Sunday, June 14, 2009

Blog Post

My friend Jennifer held a party every year to celebrate Johnny Rotten's birthday.

It's not Johnny Rotten's birthday today (that was back on January 31st), but it is Jennifer's birthday -- so please celebrate it as you see fit. For me, it's more of a generic celebration.

After the Sex Pistols imploded, billionaire Richard Branson decided to cash in on Johnny Rotten (who bucked the marketing program and went back to his given name: John Lydon).

This was long before Branson was knighted (in 1999 for "services to entrepreneurship"), back when Branson ran Virgin records (first as a string of record stores -- later to be known as Mega Virginstores which, oddly enough, sold no virgins -- and then as an actual record label).
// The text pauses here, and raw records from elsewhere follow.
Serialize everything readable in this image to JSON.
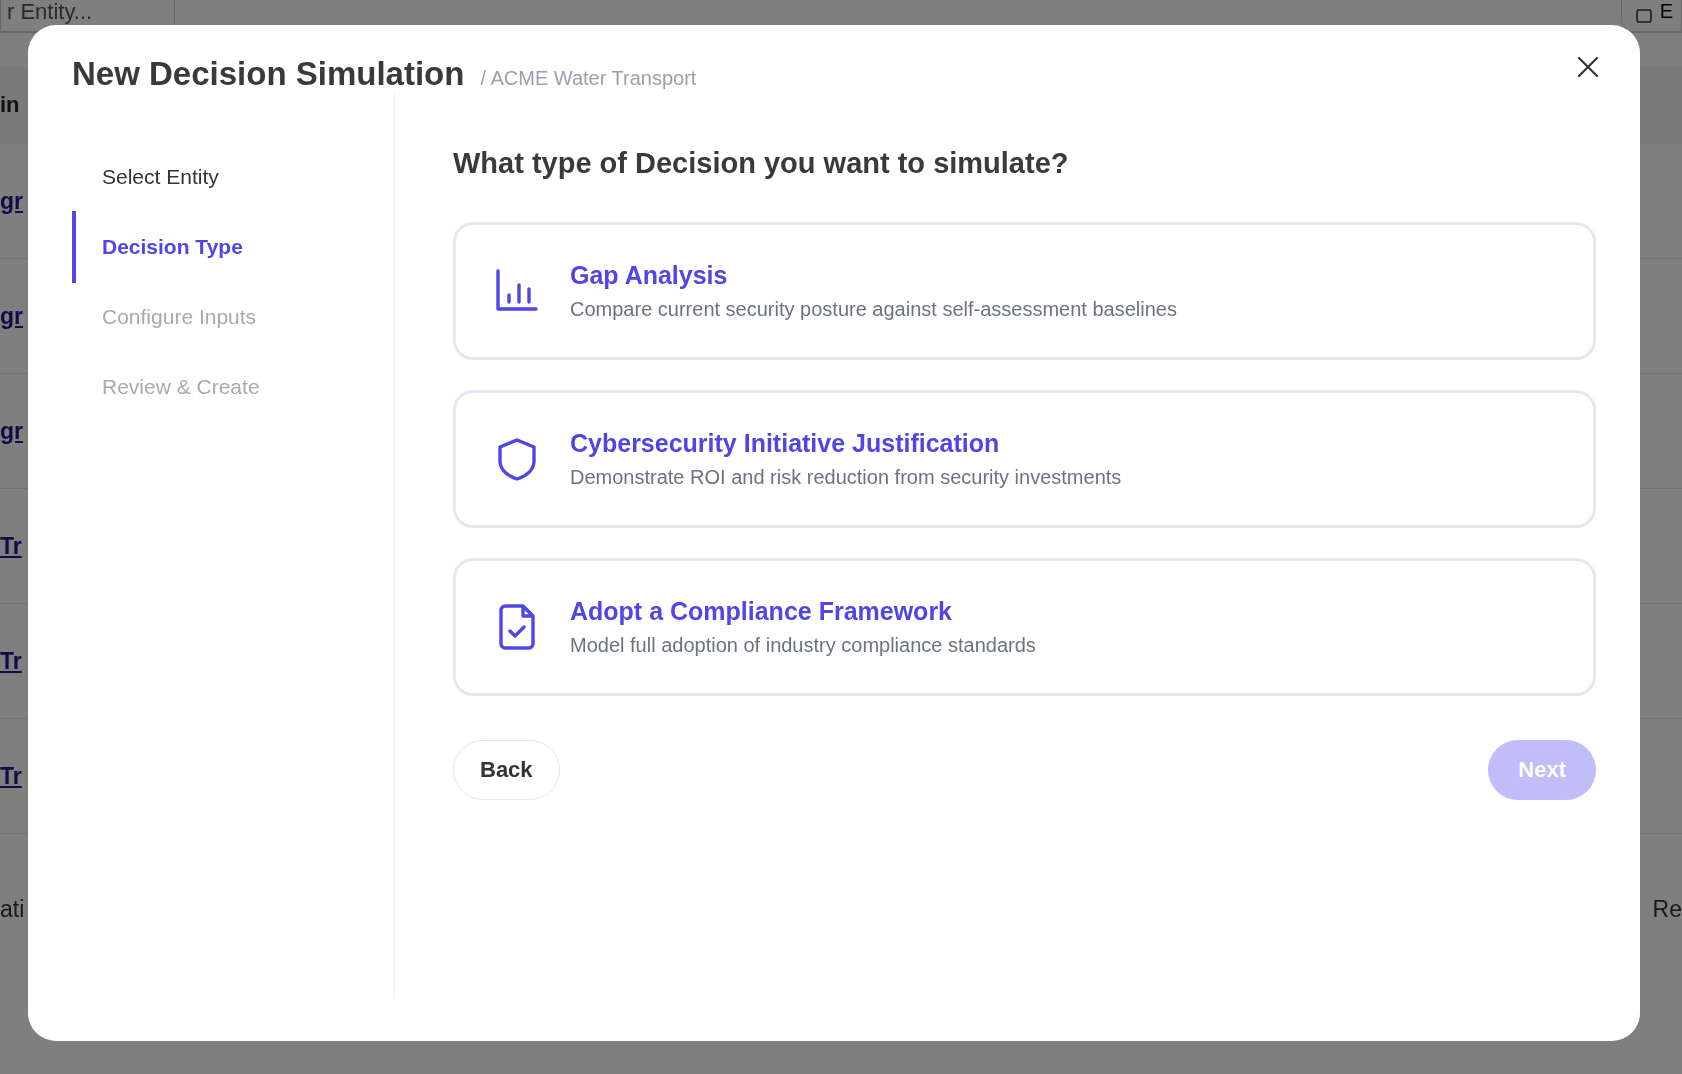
{
  "background": {
    "search": {
      "value": "r Entity..."
    },
    "header_button": {
      "label": "E"
    },
    "header_cell": "in",
    "rows": [
      {
        "link": "gr"
      },
      {
        "link": "gr"
      },
      {
        "link": "gr"
      },
      {
        "link": "Tr"
      },
      {
        "link": "Tr"
      },
      {
        "link": "Tr"
      }
    ],
    "footer": {
      "left": "ati",
      "right": "Re"
    }
  },
  "modal": {
    "title": "New Decision Simulation",
    "subtitle": "/ ACME Water Transport",
    "steps": [
      {
        "label": "Select Entity",
        "selected": false,
        "completed": true
      },
      {
        "label": "Decision Type",
        "selected": true,
        "completed": false
      },
      {
        "label": "Configure Inputs",
        "selected": false,
        "completed": false
      },
      {
        "label": "Review & Create",
        "selected": false,
        "completed": false
      }
    ],
    "question": "What type of Decision you want to simulate?",
    "options": [
      {
        "kind": "chart",
        "title": "Gap Analysis",
        "description": "Compare current security posture against self-assessment baselines"
      },
      {
        "kind": "shield",
        "title": "Cybersecurity Initiative Justification",
        "description": "Demonstrate ROI and risk reduction from security investments"
      },
      {
        "kind": "document",
        "title": "Adopt a Compliance Framework",
        "description": "Model full adoption of industry compliance standards"
      }
    ],
    "back_button": {
      "label": "Back"
    },
    "next_button": {
      "label": "Next",
      "disabled": true
    }
  }
}
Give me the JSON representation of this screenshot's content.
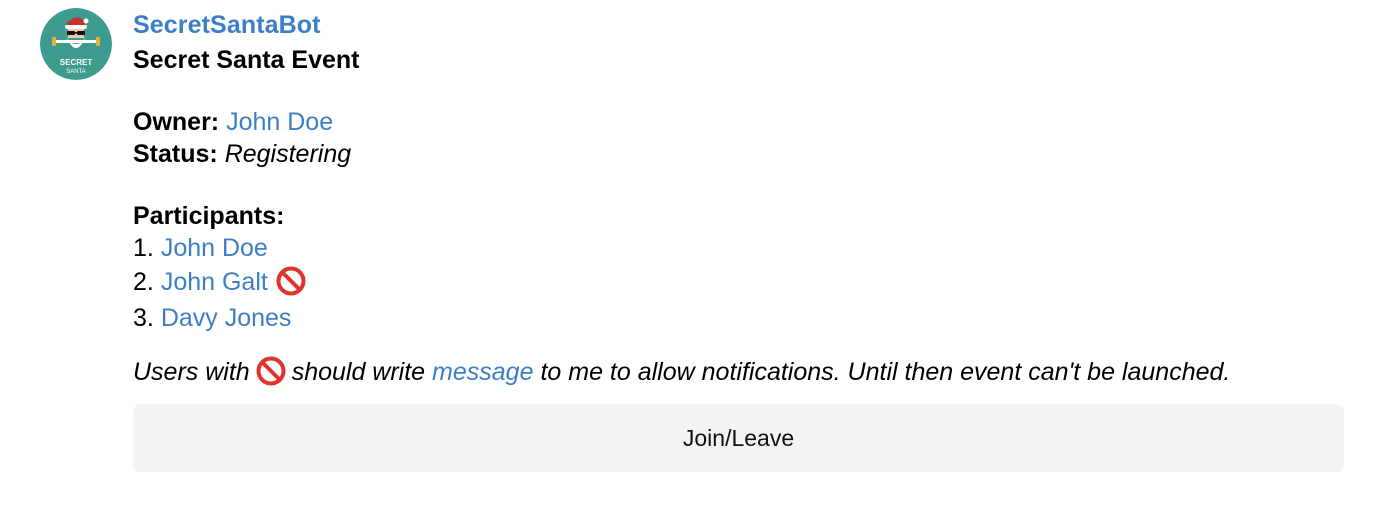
{
  "bot": {
    "name": "SecretSantaBot",
    "avatar_icon": "secret-santa-avatar",
    "avatar_text_line1": "SECRET",
    "avatar_text_line2": "SANTA"
  },
  "event": {
    "title": "Secret Santa Event",
    "owner_label": "Owner:",
    "owner_name": "John Doe",
    "status_label": "Status:",
    "status_value": "Registering"
  },
  "participants": {
    "label": "Participants:",
    "items": [
      {
        "number": "1.",
        "name": "John Doe",
        "blocked": false
      },
      {
        "number": "2.",
        "name": "John Galt",
        "blocked": true
      },
      {
        "number": "3.",
        "name": "Davy Jones",
        "blocked": false
      }
    ]
  },
  "note": {
    "before_icon": "Users with",
    "after_icon": "should write",
    "link_text": "message",
    "after_link": "to me to allow notifications. Until then event can't be launched.",
    "icon": "prohibited-icon"
  },
  "button": {
    "label": "Join/Leave"
  },
  "colors": {
    "link": "#3d7fc6",
    "button_bg": "#f3f3f3",
    "avatar_bg": "#3e9c8f",
    "prohibited": "#e0342c"
  }
}
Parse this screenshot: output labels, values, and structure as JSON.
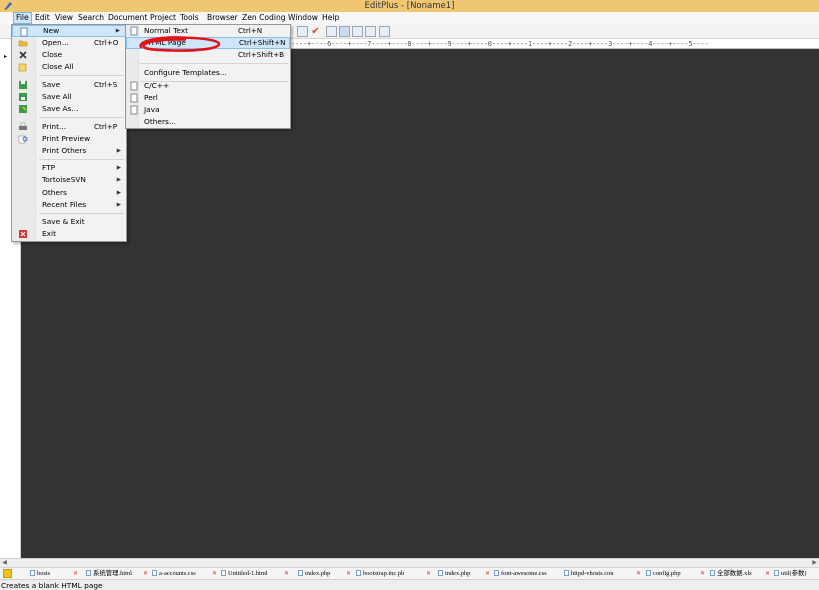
{
  "window": {
    "title": "EditPlus - [Noname1]"
  },
  "menubar": {
    "items": [
      "File",
      "Edit",
      "View",
      "Search",
      "Document",
      "Project",
      "Tools",
      "Browser",
      "Zen Coding",
      "Window",
      "Help"
    ]
  },
  "ruler": {
    "text": "----+----6----+----7----+----8----+----9----+----0----+----1----+----2----+----3----+----4----+----5----"
  },
  "file_menu": {
    "items": [
      {
        "label": "New",
        "shortcut": "",
        "submenu": true,
        "icon": "new-file-icon"
      },
      {
        "label": "Open...",
        "shortcut": "Ctrl+O",
        "submenu": false,
        "icon": "open-folder-icon"
      },
      {
        "label": "Close",
        "shortcut": "",
        "submenu": false,
        "icon": "close-x-icon"
      },
      {
        "label": "Close All",
        "shortcut": "",
        "submenu": false,
        "icon": "close-all-icon"
      },
      {
        "label": "Save",
        "shortcut": "Ctrl+S",
        "submenu": false,
        "icon": "save-icon"
      },
      {
        "label": "Save All",
        "shortcut": "",
        "submenu": false,
        "icon": "save-all-icon"
      },
      {
        "label": "Save As...",
        "shortcut": "",
        "submenu": false,
        "icon": "save-as-icon"
      },
      {
        "label": "Print...",
        "shortcut": "Ctrl+P",
        "submenu": false,
        "icon": "print-icon"
      },
      {
        "label": "Print Preview",
        "shortcut": "",
        "submenu": false,
        "icon": "print-preview-icon"
      },
      {
        "label": "Print Others",
        "shortcut": "",
        "submenu": true,
        "icon": ""
      },
      {
        "label": "FTP",
        "shortcut": "",
        "submenu": true,
        "icon": ""
      },
      {
        "label": "TortoiseSVN",
        "shortcut": "",
        "submenu": true,
        "icon": ""
      },
      {
        "label": "Others",
        "shortcut": "",
        "submenu": true,
        "icon": ""
      },
      {
        "label": "Recent Files",
        "shortcut": "",
        "submenu": true,
        "icon": ""
      },
      {
        "label": "Save & Exit",
        "shortcut": "",
        "submenu": false,
        "icon": ""
      },
      {
        "label": "Exit",
        "shortcut": "",
        "submenu": false,
        "icon": "exit-icon"
      }
    ]
  },
  "new_menu": {
    "items": [
      {
        "label": "Normal Text",
        "shortcut": "Ctrl+N",
        "icon": "text-doc-icon"
      },
      {
        "label": "HTML Page",
        "shortcut": "Ctrl+Shift+N",
        "icon": ""
      },
      {
        "label": "",
        "shortcut": "Ctrl+Shift+B",
        "icon": ""
      },
      {
        "label": "Configure Templates...",
        "shortcut": "",
        "icon": ""
      },
      {
        "label": "C/C++",
        "shortcut": "",
        "icon": "doc-icon"
      },
      {
        "label": "Perl",
        "shortcut": "",
        "icon": "doc-icon"
      },
      {
        "label": "Java",
        "shortcut": "",
        "icon": "doc-icon"
      },
      {
        "label": "Others...",
        "shortcut": "",
        "icon": ""
      }
    ]
  },
  "tabs": [
    {
      "label": "hosts"
    },
    {
      "label": "系统管理.html"
    },
    {
      "label": "a-accounts.css"
    },
    {
      "label": "Untitled-1.html"
    },
    {
      "label": "index.php"
    },
    {
      "label": "bootstrap.inc.ph"
    },
    {
      "label": "index.php"
    },
    {
      "label": "font-awesome.css"
    },
    {
      "label": "httpd-vhosts.con"
    },
    {
      "label": "config.php"
    },
    {
      "label": "全部数据.xls"
    },
    {
      "label": "util(参数)"
    }
  ],
  "status": {
    "text": "Creates a blank HTML page"
  },
  "colors": {
    "title_bar": "#f0c673",
    "editor_bg": "#333333",
    "highlight": "#cfe6f9",
    "annotation": "#e0121a"
  }
}
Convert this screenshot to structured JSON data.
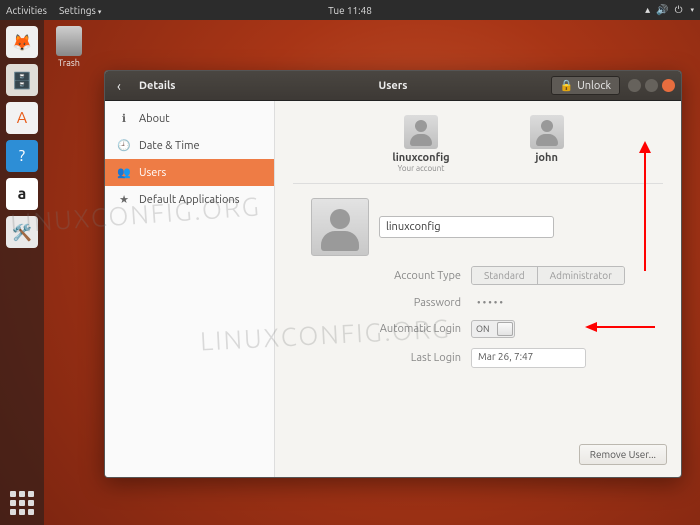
{
  "panel": {
    "activities": "Activities",
    "app_menu": "Settings",
    "clock": "Tue 11:48"
  },
  "desktop": {
    "trash_label": "Trash"
  },
  "dock": {
    "items": [
      {
        "name": "firefox",
        "bg": "#f0f0f0",
        "glyph": "🦊"
      },
      {
        "name": "files",
        "bg": "#e0ddd7",
        "glyph": "📁"
      },
      {
        "name": "software",
        "bg": "#f2f2f2",
        "glyph": "🛍️"
      },
      {
        "name": "help",
        "bg": "#2d8ed6",
        "glyph": "?"
      },
      {
        "name": "amazon",
        "bg": "#ffffff",
        "glyph": "a"
      },
      {
        "name": "settings",
        "bg": "#e9e9e9",
        "glyph": "⚙"
      }
    ]
  },
  "window": {
    "back_section": "Details",
    "title": "Users",
    "unlock_label": "Unlock"
  },
  "sidebar": {
    "items": [
      {
        "icon": "ℹ",
        "label": "About"
      },
      {
        "icon": "🕘",
        "label": "Date & Time"
      },
      {
        "icon": "👥",
        "label": "Users"
      },
      {
        "icon": "★",
        "label": "Default Applications"
      }
    ],
    "active_index": 2
  },
  "users": {
    "list": [
      {
        "name": "linuxconfig",
        "sub": "Your account"
      },
      {
        "name": "john",
        "sub": ""
      }
    ],
    "selected": {
      "name_value": "linuxconfig",
      "account_type_label": "Account Type",
      "account_type_options": [
        "Standard",
        "Administrator"
      ],
      "password_label": "Password",
      "password_value": "•••••",
      "auto_login_label": "Automatic Login",
      "auto_login_state": "ON",
      "last_login_label": "Last Login",
      "last_login_value": "Mar 26,  7:47"
    },
    "remove_label": "Remove User..."
  },
  "watermark": "LINUXCONFIG.ORG"
}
It was years before Branson's Virgin Records would lead to a long-simmering feud with XTC that caused the band to go on strike for six years (a strike that may have been more effective if anyone had known about it at the time).

And it was almost a lifetime before Branson would douse Stephen Colbert for insufficient zeal in promoting Branson's airline.
The Colbert ReportMon - Thurs 11:30pm / 10:30c
Richard Branson
Colbert Report Full EpisodesPolitical HumorStephen Colbert in Iraq

In 1978, Branson thought Lydon's post-Sex Pistols band would be huge, if he could find the right musicians. So Branson flew Lydon to Jamaica and they spent weeks scouting local reggae players. Branson then flew Devo to Jamaica and tried to convince them to bring in Lydon as their new lead singer (they declined, although I still salivate at the thought of Johnny Rotten singing "Whip It").

What finally emerged from the ganja smoke was Public Image Ltd., where Lydon chanted (rather than shouting or really singing) over dub/reggae music. They edged away from the avant garde and closer to traditional songs and song structure over the next four records. Meanwhile, in the United States, there was a craze for "generic" brand products (sold in white packages with a distinctive blue typeface that had the type of product, such as "Beer" or "Breakfast Cereal").

By 1986, PiL had become a fairly standard rock band (albeit one with an off-kilter sound). As the music became more mainstream and commercial, it also became less distinct; maybe this was the type of meta-joke that let Lydon laugh all the way to the bank. The band parted ways with Virgin and Branson, signing to Elektra. Ginger Baker and Steve Vai (whom Johnny Rotten would have spit on a decade earlier) played on the new album, the generically titled Album (which was also known, depending on the format as Cassette or Compact Disc), with its single "Rise" (released as a 45 with a sleeve that just said "Single"). And even when Lydon proclaimed "anger is an energy," it came across less as a snarl and more as a tired grumble.

And, because it was 1986, it was inevitable that there would be a video (and perhaps unavoidable that it would be marked by the simple title "Video"):

It was ironic that Baker, drummer for Cream, one of the groups Johnny Rotten labeled as dinosaurs, participated... especially after Lydon, years earlier, made an April Fool's joke of announcing that Baker was joining Public Image Ltd. But the bigger irony was that, by completely subsuming music to product, Lydon obscured the fact that he had finally created something that could stand as music (and not just as attitude dressed up in musical clothing).

1 comment:

Anonymous said...

Well, when it comes to Lydon/Rotten, "music" is kind of a relative term, innit?